Lord to serve other gods. And Joshua said, ye are witnesses against yourselves that ye havé cho sen you the Lord to serve him. And they said, we arenwitnesses. So Joshua made a covenant with the people that day, and set them a statute and an ordinance in Sechem, and Joshua wrote these noords in the book of the Law of God's, Here is a proof of two things first, that there was then, a few years after the death of Moses, existing a book called The Book of the Law of God, the same, without doubt, which Moses had written, and committed to the custody of the Levites, that it might be kept in the ark of the covenant of the Lord, that it might be a witness against them :secondly, that Joshua wrote a part, at least, of his own transactions in that very book, as an addition to it. It is not a proof that he wrote all his own transactions in any book; but it is submitted to the judgment of every candid man, whether this proof of his having recorded a very material transaction, does not make it probable that he recorded other material transactions ; that he wrote the chief part of the book of Joshua; and that such things as happened after his death, have been inserted in it by others, in order to render the history more complete.' . The genuineness of the book of Joshua, and its priority in time to the first book of Kings, are proved by a quotation occurring in Ist Kings, xvi. 34. •In Ahab's days did Hiel the Bethelite build Jericho: he laid the foundation thereof in Abiram his first-born, and set up the gates thereof in his youngest son Segub, according to the word
of the Lord, which he spake by Joshua the son of Nún. pan In like manner are the genuineness and authenticity of, at least, the first book-of Samuel established, by a reference made to it in the Chronicles ; thus, 1st Chron. xix. 29. Now the acts of David the king, first and last, behold they are written in the book of Samuel the seer.' In fact, in the later books of the Jewish scriptures, there is a general and frequently recurring quo. tation from, and reference to, those which are more ancient; which proves to us, both their real antiquity, and the great estimation in which they were held; and, at the same time, precludes all suspicion of any collusion on the part of designing men, to impose upon the world a series of forged annals, of false miracles, and pf pretended prophecies, as the history of the word, and of the providential works, of God
I shall close this part of our evidence with a brief account of the manner in which the books of the ancient scriptures were collected and preserved, together with a few remarks tending to show that they have descended to us unicorrupted.

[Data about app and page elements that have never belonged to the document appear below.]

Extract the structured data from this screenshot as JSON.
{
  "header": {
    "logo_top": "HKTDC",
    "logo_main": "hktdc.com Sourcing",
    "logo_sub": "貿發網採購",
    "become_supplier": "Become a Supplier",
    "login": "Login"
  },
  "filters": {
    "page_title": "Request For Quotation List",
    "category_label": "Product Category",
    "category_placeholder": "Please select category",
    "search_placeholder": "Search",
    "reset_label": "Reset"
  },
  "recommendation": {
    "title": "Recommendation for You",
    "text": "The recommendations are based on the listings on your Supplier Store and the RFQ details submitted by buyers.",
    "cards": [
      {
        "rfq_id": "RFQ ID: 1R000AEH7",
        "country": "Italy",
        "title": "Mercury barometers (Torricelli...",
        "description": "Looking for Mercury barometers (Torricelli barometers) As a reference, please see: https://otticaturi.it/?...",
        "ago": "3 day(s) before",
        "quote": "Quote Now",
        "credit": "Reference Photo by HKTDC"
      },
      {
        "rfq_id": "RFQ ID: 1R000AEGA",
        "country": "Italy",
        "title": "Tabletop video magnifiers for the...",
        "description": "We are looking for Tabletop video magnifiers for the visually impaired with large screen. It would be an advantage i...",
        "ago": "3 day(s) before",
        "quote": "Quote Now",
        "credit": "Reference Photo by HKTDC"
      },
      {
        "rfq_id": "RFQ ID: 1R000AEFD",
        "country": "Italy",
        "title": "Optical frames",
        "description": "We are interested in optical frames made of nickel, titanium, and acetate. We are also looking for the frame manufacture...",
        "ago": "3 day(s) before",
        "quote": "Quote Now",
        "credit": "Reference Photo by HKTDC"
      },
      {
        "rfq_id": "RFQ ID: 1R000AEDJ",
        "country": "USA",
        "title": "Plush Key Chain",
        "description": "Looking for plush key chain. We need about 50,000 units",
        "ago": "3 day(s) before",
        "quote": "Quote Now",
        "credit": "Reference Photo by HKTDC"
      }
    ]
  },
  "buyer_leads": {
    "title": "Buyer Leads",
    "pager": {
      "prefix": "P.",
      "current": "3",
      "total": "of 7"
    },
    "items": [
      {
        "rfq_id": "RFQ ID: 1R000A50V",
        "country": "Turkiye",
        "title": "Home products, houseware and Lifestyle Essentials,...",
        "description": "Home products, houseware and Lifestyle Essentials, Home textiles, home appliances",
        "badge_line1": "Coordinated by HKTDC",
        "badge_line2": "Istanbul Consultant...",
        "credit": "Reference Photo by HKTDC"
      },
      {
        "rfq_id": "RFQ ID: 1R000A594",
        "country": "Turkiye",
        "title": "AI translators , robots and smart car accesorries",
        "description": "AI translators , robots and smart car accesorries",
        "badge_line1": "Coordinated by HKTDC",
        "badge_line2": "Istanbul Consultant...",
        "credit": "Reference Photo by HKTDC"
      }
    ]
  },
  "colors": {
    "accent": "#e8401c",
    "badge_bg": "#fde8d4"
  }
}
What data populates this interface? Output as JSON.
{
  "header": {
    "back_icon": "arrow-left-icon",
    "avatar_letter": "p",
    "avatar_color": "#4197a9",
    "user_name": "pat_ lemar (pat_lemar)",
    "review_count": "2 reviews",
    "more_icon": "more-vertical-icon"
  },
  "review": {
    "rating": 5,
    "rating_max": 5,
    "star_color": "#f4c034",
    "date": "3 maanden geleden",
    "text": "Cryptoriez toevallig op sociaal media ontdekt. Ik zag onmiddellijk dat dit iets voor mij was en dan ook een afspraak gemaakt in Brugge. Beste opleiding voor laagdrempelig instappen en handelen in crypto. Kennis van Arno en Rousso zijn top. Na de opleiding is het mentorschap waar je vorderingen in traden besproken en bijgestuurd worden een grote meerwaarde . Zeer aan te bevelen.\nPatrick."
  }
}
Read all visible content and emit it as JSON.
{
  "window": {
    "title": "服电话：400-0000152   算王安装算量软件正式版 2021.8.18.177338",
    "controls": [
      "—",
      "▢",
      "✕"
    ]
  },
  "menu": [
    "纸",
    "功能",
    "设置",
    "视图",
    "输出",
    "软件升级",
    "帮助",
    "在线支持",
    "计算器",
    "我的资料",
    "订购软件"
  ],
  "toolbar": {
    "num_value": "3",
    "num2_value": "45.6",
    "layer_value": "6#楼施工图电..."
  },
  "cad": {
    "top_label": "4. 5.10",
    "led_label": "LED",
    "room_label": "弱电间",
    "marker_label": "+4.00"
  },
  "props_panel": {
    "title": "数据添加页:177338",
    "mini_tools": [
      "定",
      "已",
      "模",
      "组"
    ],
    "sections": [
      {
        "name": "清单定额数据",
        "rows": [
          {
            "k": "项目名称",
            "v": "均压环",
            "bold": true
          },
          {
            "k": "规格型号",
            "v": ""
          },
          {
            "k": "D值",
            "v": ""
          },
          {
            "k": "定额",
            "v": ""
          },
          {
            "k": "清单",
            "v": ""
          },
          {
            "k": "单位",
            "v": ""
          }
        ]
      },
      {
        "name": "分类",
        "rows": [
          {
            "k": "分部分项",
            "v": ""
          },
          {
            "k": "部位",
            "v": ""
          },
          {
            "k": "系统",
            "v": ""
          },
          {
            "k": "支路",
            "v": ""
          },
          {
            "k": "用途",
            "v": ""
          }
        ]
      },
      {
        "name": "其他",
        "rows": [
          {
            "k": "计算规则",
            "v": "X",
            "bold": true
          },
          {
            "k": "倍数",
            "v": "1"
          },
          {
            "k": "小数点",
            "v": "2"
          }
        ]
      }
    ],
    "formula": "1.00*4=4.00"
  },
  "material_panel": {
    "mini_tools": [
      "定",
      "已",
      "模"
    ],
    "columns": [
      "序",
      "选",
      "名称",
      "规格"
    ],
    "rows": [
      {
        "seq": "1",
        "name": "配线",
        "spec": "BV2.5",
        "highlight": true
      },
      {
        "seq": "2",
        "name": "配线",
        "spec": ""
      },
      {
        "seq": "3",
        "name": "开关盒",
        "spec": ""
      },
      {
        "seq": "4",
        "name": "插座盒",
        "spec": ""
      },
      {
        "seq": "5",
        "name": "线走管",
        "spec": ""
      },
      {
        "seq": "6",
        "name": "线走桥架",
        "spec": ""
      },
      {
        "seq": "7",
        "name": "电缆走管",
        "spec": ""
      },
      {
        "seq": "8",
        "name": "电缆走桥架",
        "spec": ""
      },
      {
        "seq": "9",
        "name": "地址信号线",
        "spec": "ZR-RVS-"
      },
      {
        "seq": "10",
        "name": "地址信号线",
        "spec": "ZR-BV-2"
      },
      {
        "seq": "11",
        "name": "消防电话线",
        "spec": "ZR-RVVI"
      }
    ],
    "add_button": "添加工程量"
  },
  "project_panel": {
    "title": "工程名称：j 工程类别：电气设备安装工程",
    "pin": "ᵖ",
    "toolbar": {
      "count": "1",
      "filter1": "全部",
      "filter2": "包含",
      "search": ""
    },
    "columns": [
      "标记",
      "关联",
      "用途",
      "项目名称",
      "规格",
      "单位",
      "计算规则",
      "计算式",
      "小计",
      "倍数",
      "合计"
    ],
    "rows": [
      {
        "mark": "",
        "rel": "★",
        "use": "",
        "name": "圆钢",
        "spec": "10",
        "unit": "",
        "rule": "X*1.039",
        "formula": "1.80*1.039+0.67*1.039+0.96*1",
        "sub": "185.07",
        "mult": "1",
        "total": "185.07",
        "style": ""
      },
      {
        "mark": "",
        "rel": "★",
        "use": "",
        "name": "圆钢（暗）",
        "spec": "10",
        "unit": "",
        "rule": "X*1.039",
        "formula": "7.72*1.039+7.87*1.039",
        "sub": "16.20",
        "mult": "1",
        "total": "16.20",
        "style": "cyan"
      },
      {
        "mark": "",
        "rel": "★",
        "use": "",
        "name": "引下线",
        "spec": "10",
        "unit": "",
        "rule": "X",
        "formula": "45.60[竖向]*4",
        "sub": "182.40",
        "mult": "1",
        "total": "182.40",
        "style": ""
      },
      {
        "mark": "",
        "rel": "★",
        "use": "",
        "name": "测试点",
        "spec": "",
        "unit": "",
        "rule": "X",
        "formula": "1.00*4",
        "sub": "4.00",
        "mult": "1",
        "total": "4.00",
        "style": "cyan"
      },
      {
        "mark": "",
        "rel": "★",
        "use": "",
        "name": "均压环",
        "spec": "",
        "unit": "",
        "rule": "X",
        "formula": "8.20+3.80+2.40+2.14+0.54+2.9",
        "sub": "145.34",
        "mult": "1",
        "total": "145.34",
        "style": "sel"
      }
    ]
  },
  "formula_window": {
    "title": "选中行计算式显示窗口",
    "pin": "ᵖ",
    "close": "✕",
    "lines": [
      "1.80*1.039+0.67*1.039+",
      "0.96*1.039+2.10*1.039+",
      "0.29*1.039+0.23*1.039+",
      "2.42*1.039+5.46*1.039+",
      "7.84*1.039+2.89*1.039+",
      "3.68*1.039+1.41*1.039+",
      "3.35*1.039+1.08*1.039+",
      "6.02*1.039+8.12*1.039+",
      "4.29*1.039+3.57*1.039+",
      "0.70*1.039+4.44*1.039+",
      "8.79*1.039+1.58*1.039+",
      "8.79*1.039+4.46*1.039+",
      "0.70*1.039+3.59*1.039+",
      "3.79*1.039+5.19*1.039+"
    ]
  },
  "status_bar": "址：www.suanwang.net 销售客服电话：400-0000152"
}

; "The first canon or catalogue of the sacred books was made by the Jews; though the original author of it cannot be satisfactorily ascertained. It appears however certain, both from tradition and internal evidence, that the five books of Moses, called the Pentateuch, were collected into one body within a short time after his deaths since Deuteronomy, which is, as it were, the abridgment and recapitulation of the other four, was laid